* What the task requires *
Quote the data below in full, please, without altering anything.

(Excerpts from a dataset)
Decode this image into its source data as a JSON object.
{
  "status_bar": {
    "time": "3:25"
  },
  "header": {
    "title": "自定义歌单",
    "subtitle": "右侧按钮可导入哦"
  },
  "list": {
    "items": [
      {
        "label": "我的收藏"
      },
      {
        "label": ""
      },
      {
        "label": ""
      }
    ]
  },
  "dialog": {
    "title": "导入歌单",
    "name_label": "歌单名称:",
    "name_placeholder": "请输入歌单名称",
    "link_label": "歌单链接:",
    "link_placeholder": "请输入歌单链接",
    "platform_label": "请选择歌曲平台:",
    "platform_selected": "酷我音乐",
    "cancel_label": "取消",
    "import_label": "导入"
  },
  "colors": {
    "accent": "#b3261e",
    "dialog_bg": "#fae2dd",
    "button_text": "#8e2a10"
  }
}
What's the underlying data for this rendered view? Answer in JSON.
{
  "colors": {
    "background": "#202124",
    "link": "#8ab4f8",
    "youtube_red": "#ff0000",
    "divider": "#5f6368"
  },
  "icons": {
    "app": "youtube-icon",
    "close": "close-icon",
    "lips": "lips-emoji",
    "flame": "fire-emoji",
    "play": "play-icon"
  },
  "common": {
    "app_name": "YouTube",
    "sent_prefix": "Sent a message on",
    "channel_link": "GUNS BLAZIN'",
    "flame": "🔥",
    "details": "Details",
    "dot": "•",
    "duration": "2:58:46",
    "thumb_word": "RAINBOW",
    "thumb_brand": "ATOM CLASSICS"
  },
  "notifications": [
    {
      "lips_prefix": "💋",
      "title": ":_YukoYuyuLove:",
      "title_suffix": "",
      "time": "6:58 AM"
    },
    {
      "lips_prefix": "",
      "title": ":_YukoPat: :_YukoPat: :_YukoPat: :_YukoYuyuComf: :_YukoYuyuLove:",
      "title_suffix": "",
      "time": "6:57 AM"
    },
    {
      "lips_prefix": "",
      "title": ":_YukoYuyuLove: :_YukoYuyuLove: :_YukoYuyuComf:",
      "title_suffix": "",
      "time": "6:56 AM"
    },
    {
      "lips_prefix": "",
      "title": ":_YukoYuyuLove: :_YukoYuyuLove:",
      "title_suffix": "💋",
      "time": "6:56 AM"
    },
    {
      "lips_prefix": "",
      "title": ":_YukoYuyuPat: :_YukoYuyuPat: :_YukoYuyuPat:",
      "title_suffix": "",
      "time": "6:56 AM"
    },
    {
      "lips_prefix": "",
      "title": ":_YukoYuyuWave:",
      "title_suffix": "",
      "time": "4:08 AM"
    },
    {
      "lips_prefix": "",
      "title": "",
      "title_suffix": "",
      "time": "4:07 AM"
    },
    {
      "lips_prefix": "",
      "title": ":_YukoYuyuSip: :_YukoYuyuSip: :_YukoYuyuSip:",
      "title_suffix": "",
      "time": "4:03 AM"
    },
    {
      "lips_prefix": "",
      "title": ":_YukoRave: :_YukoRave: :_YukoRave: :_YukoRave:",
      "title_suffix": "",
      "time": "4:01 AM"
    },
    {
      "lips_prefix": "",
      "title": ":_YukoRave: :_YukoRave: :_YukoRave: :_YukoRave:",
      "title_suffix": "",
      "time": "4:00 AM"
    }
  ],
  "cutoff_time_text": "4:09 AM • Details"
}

* Answer box *
Decode this image into its source data as a JSON object.
{
  "status_bar": {
    "time": "3:25"
  },
  "header": {
    "title": "自定义歌单",
    "subtitle": "右侧按钮可导入哦"
  },
  "list": {
    "items": [
      {
        "label": "我的收藏"
      },
      {
        "label": ""
      },
      {
        "label": ""
      }
    ]
  },
  "dialog": {
    "title": "导入歌单",
    "name_label": "歌单名称:",
    "name_placeholder": "请输入歌单名称",
    "link_label": "歌单链接:",
    "link_placeholder": "请输入歌单链接",
    "platform_label": "请选择歌曲平台:",
    "platform_selected": "酷我音乐",
    "cancel_label": "取消",
    "import_label": "导入"
  },
  "colors": {
    "accent": "#b3261e",
    "dialog_bg": "#fae2dd",
    "button_text": "#8e2a10"
  }
}
What's the underlying data for this rendered view? Answer in JSON.
{
  "colors": {
    "background": "#202124",
    "link": "#8ab4f8",
    "youtube_red": "#ff0000",
    "divider": "#5f6368"
  },
  "icons": {
    "app": "youtube-icon",
    "close": "close-icon",
    "lips": "lips-emoji",
    "flame": "fire-emoji",
    "play": "play-icon"
  },
  "common": {
    "app_name": "YouTube",
    "sent_prefix": "Sent a message on",
    "channel_link": "GUNS BLAZIN'",
    "flame": "🔥",
    "details": "Details",
    "dot": "•",
    "duration": "2:58:46",
    "thumb_word": "RAINBOW",
    "thumb_brand": "ATOM CLASSICS"
  },
  "notifications": [
    {
      "lips_prefix": "💋",
      "title": ":_YukoYuyuLove:",
      "title_suffix": "",
      "time": "6:58 AM"
    },
    {
      "lips_prefix": "",
      "title": ":_YukoPat: :_YukoPat: :_YukoPat: :_YukoYuyuComf: :_YukoYuyuLove:",
      "title_suffix": "",
      "time": "6:57 AM"
    },
    {
      "lips_prefix": "",
      "title": ":_YukoYuyuLove: :_YukoYuyuLove: :_YukoYuyuComf:",
      "title_suffix": "",
      "time": "6:56 AM"
    },
    {
      "lips_prefix": "",
      "title": ":_YukoYuyuLove: :_YukoYuyuLove:",
      "title_suffix": "💋",
      "time": "6:56 AM"
    },
    {
      "lips_prefix": "",
      "title": ":_YukoYuyuPat: :_YukoYuyuPat: :_YukoYuyuPat:",
      "title_suffix": "",
      "time": "6:56 AM"
    },
    {
      "lips_prefix": "",
      "title": ":_YukoYuyuWave:",
      "title_suffix": "",
      "time": "4:08 AM"
    },
    {
      "lips_prefix": "",
      "title": "",
      "title_suffix": "",
      "time": "4:07 AM"
    },
    {
      "lips_prefix": "",
      "title": ":_YukoYuyuSip: :_YukoYuyuSip: :_YukoYuyuSip:",
      "title_suffix": "",
      "time": "4:03 AM"
    },
    {
      "lips_prefix": "",
      "title": ":_YukoRave: :_YukoRave: :_YukoRave: :_YukoRave:",
      "title_suffix": "",
      "time": "4:01 AM"
    },
    {
      "lips_prefix": "",
      "title": ":_YukoRave: :_YukoRave: :_YukoRave: :_YukoRave:",
      "title_suffix": "",
      "time": "4:00 AM"
    }
  ],
  "cutoff_time_text": "4:09 AM • Details"
}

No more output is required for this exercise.